Being a parent is demanding. It’s even harder for parents who have been abused, as the trauma they’ve experienced makes them more vulnerable.

“Being a good parent may require more effort, and you’ll need to make sure you’ve got a good support network,” says Dr. Berthelot. “But the majority of parents who have experienced childhood trauma do not reproduce the violence they experienced. So, it is possible to give your child what your parents never gave you.”

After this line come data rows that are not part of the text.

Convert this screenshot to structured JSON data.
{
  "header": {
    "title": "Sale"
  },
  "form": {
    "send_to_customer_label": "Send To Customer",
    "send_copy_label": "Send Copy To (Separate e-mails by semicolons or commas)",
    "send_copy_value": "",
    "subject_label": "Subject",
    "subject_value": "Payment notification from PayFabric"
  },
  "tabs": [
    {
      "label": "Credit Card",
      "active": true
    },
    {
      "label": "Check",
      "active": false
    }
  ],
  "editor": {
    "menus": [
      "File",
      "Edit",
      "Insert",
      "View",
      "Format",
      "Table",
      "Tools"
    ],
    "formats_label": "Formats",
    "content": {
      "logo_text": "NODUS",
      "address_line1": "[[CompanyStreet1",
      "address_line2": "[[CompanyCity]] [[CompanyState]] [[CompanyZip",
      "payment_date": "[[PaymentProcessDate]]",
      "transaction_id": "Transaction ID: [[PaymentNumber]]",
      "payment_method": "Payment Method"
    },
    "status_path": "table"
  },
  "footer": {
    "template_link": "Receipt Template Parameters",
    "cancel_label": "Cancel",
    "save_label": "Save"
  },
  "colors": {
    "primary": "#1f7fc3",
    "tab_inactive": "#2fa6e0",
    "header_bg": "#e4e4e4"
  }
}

One way to better adapt to parenthood is to acknowledge the impact these experiences have had on your life. “Painful childhood experiences can become obstacles to good parenting,” says Dr. Berthelot. “Coming to grips with your past with the help of a therapist will go a long way toward helping you deal with overwhelming emotions and ensure that your child won’t suffer the consequences.”

How to help victims of abuse

What to do if you suspect that a child is being neglected, exposed to intimate partner violence, or physically, emotionally, or sexually abused.

If you suspect that a child is being neglected, exposed to intimate partner violence, or physically, emotionally, or sexually abused, it’s important to alert your local Director of Youth Protection (DYP) so they can assess the situation. In 2022–2023, Quebec DYPs received 135,839 reports, nearly a third of which were selected for closer review. You can contact the DYP even if you don’t have proof. If a case is not pursued, the family may still be referred to support services or community organizations.

Intimate partner violence

If someone you know is being abused by their partner, it’s not a good idea to pressure them to leave or report the abuser. “In cases of intimate partner violence, the victim is in the most danger once they make up their mind to leave,” says Claudine Thibaudeau of SOS violence conjugale. “That’s when the level of violence tends to escalate. It’s not a decision you want to rush into.”

The best approach is to take things slowly while empowering the victim to take the next steps. For example, you can share your concerns and offer to help look into support resources. You can also lend a hand with safety planning—the process of identifying risks and preparing for different scenarios.

“The idea is to show the victim they have options,” Thibaudeau explains. “The decision to leave, including how and when to do it, is up to them.

Where can you get help and information?

For immediate assistance

Other resources

  • À cœur d’homme – A network of organizations that help men address violent behaviour: (French only), 1-877-660-7799
  • Social pediatrics centres:
  • Fédération des maisons d’hébergement pour femmes: (French only)
  • Fédération québécoise des organismes communautaires Famille: (French only)
  • Marie-Vincent Foundation:
  • ESPACE program:
  • Project STEP (Supporting the Transition and Engagement in Parenthood):
  • Rebâtir – Free legal consultation for victims of sexual or intimate partner violence:, 1-833-REBÂTIR
  • Regroupement des maisons pour femmes victimes de violence conjugale: (French only)
  • Réseau Maisons Oxygène – Help and housing for fathers in distress and their children: (French only)
Things to keep in mind
  • Family violence includes emotional, physical, and sexual abuse, as well as child neglect. It also encompasses intimate partner violence.
  • All forms of violence are unacceptable and have an impact on a child’s development.
  • Whether you are a victim of violence or you display violent behaviour, there are many resources you can turn to for help.
Naître et grandir

Source:Naître et grandir magazine, September–October 2023
Research and copywriting: Nathalie Vallerand
Scientific review: Marie-Ève Clément, Ph.D., full professor, Department of Psychoeducation and Psychology, Université du Québec en Outaouais, and researcher at Recherches Appliquées et Interdisciplinaires sur les Violences intimes, familiales et structurelles and the Institut universitaire Jeunes en difficulté


  • La violence familiale dans la vie des enfants du Québec, 2018. Institut de la statistique du Québec, 2019, 150 pp.
  • “About family violence.” Government of Canada.
  • Grisé Bolduc, M.-È. Le trauma complexe chez l’enfant et l’adolescent. Éditions Midi trente, 2022, 160 pp.
  • Côté, I., et al. Tempête dans la famille. Éditions du CHU Sainte-Justine, 2019, 192 pp.


Photos (in order): GettyImages/Fizkes, Rawf8, Stefanikolic, Krblokhin, and urbazon